- oil on canvas
1912 - 1981
Mother and Child North Queensland 1950
oil on canvas
101cm x 127cm
Acquired in 2000
'Drysdale's Street in Cairns is big in every way. Its original features have an epic largeness. Seen as if lower than ordinary eye level, they seem to dwarf the buildings which line the street, and to stand poised in a moment which seems permanent against the mellow sky, like figures remembered in a saga. So exact is the interval between the figures, that each, while contributing to the composition of the group, has a separate and lasting identity.' Laurence Thomas, Sydney Morning Herald, 27 February 1950, p.8
In 1947 Drysdale had been appointed as a director of Pioneer sugar Mills, and henceforth travelled to northern Queensland each month for board meetings. The regular travel to a different environment provided Drysdale with fresh material for his work and, returning from Queensland early in 1950, he completed 'a large picture of a coloured family in a street in Cairns' (Drysdale). The image of mother and child was a constant theme throughout Drysdale's career. However, Mother and child, North Queensland was the first instance of an indigenous subject appearing in his work. A work of special significance to the artist, it remained in the possession of the Drysdale family until 1992 Geoffrey Smith, Russell Drysdale 1912-81, National Gallery of Victoria, 1997.

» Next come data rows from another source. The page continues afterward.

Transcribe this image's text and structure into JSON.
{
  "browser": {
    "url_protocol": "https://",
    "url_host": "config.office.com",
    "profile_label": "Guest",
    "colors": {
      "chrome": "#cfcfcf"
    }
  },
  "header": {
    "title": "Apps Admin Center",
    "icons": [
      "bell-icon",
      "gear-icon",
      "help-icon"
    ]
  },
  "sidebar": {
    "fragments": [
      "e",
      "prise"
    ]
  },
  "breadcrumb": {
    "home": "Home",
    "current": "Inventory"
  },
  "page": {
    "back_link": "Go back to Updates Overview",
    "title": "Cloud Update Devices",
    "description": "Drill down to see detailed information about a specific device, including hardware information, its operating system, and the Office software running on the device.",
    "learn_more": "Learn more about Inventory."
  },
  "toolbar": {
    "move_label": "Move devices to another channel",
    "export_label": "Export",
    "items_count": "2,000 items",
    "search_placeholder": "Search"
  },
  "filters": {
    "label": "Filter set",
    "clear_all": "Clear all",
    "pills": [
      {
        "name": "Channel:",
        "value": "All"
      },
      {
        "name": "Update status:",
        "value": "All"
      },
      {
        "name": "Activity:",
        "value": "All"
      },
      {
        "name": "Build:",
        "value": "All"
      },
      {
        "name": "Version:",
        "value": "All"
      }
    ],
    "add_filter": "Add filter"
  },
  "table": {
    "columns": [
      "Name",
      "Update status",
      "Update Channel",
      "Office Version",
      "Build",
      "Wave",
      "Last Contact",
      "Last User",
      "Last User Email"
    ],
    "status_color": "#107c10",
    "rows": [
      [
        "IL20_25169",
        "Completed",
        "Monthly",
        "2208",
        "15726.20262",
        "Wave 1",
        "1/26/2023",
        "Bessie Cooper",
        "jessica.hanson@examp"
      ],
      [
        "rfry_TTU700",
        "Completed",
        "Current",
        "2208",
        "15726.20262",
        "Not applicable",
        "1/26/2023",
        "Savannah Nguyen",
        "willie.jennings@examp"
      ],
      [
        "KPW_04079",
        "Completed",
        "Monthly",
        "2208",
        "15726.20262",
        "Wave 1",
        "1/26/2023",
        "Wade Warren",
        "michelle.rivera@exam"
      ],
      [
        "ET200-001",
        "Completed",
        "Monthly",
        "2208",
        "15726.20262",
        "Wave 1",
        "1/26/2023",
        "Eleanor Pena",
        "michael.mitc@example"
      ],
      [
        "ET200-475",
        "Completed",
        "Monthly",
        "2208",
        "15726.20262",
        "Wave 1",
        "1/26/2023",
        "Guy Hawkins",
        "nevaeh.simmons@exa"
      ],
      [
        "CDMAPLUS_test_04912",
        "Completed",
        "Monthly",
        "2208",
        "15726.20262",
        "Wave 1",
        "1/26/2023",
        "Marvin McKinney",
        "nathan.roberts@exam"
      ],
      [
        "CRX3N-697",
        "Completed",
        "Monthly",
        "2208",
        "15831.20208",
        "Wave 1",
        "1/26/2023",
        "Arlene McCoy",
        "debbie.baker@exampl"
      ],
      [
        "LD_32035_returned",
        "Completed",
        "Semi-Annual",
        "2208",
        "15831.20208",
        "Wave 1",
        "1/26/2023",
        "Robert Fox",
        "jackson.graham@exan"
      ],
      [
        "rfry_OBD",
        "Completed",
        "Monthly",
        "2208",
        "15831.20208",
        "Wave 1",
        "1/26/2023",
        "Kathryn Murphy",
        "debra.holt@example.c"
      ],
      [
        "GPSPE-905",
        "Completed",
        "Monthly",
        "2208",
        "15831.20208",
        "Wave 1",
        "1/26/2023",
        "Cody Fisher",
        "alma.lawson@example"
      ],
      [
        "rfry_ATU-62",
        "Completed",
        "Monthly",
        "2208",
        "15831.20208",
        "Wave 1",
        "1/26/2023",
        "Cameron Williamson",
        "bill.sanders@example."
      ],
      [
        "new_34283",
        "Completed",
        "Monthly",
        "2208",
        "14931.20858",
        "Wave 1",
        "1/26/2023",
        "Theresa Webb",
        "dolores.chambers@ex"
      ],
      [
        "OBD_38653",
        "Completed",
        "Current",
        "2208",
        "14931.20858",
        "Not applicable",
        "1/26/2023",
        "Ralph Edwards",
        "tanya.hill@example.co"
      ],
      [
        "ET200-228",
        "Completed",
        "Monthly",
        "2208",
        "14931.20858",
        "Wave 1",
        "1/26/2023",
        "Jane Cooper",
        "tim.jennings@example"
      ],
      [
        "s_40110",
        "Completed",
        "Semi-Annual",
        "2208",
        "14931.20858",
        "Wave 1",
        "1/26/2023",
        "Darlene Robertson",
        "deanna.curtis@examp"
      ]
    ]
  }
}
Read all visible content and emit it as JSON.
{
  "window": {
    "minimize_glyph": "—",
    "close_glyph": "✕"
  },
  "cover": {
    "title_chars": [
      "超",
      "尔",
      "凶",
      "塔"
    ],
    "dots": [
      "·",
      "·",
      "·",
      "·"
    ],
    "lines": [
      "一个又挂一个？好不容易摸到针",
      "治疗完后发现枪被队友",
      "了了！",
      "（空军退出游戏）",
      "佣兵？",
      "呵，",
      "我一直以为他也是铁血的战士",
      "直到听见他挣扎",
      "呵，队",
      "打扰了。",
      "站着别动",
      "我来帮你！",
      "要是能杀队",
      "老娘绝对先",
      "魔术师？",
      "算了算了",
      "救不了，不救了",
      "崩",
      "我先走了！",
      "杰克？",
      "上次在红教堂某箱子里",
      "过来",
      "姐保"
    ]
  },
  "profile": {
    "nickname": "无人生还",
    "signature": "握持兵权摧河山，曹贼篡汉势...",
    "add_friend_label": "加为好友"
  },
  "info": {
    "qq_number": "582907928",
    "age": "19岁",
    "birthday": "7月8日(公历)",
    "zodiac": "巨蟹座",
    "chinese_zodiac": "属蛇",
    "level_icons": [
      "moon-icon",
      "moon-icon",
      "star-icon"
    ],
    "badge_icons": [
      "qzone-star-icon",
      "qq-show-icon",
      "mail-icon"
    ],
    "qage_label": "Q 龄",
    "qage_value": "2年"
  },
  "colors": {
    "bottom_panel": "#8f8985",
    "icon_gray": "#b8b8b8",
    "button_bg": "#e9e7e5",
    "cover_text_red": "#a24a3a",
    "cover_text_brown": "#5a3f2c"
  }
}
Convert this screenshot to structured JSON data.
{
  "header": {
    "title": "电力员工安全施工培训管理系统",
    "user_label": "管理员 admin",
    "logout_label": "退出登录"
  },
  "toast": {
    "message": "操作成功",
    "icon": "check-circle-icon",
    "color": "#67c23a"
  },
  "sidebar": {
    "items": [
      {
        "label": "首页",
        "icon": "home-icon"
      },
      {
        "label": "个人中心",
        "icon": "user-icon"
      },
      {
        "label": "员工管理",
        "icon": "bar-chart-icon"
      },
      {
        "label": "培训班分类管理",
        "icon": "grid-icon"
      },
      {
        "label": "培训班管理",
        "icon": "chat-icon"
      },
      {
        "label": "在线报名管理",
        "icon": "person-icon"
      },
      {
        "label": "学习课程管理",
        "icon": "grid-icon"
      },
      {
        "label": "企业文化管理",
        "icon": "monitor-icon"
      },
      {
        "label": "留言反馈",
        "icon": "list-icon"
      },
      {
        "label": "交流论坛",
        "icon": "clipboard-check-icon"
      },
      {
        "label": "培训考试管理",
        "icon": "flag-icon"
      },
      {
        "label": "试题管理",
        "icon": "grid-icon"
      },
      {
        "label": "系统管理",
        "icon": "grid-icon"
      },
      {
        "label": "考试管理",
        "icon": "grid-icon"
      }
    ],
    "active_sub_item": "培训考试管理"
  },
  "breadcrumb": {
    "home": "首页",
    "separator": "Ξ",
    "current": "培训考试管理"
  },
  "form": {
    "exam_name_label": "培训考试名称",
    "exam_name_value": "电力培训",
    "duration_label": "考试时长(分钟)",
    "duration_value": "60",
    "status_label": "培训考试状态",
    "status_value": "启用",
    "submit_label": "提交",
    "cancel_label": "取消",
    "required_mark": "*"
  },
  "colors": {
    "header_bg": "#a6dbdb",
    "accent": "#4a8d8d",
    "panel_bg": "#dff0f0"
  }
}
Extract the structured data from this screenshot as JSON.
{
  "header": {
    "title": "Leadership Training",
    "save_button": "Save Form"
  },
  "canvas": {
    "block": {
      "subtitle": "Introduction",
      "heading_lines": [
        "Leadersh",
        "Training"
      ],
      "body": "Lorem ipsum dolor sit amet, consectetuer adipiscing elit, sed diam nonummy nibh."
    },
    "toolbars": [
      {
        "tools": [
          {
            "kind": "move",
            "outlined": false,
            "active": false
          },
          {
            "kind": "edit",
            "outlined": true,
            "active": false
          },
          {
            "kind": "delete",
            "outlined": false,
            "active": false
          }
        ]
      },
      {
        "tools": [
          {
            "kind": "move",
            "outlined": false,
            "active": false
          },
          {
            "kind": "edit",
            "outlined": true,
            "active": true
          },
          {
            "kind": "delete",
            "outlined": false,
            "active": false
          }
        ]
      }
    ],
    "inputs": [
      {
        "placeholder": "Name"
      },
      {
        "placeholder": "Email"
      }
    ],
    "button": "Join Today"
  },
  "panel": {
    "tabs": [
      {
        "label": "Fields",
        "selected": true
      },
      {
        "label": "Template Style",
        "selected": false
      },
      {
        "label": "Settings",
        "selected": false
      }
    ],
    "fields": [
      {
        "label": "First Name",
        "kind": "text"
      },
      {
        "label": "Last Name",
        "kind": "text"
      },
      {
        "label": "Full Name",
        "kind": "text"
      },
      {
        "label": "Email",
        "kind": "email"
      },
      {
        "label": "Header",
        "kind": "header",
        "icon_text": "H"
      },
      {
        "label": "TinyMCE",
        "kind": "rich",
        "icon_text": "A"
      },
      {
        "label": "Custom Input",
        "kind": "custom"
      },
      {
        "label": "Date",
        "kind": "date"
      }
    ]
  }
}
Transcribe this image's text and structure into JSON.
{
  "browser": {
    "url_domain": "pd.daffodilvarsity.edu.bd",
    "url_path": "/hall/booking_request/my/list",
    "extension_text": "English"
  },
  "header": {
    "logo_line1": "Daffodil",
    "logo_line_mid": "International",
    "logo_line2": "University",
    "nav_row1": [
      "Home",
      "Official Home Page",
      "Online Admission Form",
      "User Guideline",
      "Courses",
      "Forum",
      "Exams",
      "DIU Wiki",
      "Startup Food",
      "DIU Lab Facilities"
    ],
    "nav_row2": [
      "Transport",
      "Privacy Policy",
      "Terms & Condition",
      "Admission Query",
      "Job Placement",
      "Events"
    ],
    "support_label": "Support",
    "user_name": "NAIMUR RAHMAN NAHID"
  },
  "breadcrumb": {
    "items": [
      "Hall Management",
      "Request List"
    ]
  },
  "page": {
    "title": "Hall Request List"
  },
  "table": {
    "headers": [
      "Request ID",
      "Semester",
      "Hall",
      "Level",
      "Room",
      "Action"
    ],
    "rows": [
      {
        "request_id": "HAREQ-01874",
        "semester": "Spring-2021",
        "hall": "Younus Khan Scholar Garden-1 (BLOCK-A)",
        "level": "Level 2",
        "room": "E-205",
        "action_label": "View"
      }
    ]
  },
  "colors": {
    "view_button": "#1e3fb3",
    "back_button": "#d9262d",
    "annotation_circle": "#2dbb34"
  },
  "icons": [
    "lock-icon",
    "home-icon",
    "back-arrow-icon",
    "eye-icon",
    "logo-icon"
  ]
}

One of the most interesting aspects of this work is the way in which Drysdale has depicted the family as a serene and imposing presence against the backdrop of the town. The mother's protective stance and gentle gaze evokes classical imagery of the Madonna and child. Emphasising a sense of the individuals' belonging within the environment of the outback town, this image of an indigenous family is singular in art of the period.